Tally how many lines in this material contain the word "method", and reply only with the count.
++++++
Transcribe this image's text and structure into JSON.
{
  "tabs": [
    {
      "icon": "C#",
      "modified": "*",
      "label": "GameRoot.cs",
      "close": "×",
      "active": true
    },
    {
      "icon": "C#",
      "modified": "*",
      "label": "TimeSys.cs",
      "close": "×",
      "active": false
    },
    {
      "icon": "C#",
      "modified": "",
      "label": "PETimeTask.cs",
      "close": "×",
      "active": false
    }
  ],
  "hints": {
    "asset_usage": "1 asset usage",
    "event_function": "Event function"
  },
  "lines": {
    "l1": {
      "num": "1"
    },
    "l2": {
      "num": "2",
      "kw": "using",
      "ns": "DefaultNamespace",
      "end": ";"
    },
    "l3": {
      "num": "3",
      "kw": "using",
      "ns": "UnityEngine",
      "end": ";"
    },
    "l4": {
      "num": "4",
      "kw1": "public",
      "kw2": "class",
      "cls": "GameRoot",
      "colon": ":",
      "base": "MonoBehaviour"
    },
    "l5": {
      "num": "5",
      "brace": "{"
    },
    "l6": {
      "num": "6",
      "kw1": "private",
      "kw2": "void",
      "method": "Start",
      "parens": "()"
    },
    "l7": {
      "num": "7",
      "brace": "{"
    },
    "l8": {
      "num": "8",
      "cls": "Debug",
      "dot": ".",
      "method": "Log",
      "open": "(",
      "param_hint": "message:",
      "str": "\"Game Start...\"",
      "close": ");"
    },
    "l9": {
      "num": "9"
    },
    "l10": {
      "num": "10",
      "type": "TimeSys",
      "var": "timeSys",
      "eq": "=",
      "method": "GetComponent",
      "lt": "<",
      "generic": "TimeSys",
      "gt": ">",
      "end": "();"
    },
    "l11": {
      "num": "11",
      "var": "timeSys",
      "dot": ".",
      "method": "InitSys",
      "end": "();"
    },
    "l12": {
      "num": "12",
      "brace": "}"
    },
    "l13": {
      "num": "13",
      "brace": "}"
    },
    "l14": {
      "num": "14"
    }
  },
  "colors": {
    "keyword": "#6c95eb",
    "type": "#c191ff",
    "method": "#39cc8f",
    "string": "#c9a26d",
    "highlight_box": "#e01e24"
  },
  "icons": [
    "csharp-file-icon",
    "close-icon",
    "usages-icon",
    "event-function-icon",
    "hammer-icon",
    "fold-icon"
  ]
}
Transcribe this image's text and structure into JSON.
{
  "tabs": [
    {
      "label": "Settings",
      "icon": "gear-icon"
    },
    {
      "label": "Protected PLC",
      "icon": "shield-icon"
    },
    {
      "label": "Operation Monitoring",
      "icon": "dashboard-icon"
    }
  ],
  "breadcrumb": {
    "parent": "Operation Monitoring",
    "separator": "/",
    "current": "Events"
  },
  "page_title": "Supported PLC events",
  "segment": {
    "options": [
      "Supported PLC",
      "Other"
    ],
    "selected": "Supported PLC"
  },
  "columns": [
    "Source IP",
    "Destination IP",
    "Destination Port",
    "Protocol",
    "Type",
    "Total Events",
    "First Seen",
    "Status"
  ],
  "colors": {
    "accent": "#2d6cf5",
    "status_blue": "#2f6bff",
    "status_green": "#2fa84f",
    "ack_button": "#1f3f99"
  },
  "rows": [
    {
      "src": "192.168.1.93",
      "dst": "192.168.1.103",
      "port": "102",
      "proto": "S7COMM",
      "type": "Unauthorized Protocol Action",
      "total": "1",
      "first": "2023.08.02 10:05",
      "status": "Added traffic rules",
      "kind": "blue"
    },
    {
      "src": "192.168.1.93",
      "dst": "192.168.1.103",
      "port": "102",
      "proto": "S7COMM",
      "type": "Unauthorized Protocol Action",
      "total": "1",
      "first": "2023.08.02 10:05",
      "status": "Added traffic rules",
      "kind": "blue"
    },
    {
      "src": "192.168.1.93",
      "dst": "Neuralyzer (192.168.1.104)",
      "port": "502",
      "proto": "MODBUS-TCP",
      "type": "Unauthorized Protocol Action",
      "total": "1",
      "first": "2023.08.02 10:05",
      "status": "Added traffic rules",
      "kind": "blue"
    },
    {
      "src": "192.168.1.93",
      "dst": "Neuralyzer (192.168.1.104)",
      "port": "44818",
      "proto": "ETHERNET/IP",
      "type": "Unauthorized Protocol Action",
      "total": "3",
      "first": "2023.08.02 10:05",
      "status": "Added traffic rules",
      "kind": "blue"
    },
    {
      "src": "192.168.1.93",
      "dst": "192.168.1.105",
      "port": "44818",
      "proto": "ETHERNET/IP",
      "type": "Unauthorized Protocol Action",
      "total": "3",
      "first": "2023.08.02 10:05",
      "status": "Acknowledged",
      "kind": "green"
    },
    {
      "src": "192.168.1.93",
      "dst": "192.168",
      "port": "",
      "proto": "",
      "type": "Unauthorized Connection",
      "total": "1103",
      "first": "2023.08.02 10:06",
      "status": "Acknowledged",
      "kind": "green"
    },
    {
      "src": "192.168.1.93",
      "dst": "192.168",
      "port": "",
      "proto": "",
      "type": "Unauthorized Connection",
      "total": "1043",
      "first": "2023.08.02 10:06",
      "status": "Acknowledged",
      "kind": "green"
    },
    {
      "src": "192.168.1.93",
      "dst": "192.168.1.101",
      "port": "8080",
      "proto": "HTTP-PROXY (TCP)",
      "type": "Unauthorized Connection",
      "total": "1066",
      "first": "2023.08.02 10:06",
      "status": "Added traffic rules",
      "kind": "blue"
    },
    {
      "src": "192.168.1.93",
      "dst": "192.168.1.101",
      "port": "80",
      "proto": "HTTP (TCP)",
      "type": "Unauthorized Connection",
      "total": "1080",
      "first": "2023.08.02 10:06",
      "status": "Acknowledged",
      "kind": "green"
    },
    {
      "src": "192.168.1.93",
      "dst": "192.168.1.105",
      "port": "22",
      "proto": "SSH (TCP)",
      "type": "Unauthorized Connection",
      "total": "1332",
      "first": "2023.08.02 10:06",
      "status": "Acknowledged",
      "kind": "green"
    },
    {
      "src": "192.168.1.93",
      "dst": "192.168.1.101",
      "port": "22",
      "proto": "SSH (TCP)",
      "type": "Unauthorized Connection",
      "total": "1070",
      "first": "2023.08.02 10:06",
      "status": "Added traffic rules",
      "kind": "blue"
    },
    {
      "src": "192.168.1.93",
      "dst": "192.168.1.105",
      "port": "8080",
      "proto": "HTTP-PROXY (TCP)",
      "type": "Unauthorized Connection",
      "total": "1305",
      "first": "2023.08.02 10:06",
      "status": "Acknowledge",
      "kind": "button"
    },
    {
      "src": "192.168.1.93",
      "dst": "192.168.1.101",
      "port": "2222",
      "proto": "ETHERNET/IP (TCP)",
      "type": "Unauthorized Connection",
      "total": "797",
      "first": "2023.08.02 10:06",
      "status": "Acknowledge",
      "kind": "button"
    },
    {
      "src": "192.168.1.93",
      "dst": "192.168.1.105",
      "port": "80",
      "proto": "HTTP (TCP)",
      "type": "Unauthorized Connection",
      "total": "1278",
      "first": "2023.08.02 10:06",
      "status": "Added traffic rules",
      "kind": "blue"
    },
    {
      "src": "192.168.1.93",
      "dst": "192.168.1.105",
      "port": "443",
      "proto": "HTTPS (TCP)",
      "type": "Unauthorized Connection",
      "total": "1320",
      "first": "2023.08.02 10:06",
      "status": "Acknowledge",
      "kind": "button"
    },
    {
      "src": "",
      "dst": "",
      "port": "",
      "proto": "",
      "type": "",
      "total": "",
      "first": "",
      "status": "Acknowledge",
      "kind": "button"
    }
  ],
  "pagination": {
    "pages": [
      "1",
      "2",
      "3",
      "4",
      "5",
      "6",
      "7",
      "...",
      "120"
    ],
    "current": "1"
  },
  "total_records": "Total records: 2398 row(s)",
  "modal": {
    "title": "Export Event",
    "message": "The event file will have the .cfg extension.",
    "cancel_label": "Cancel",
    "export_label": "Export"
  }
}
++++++
# TASK ANSWER:
5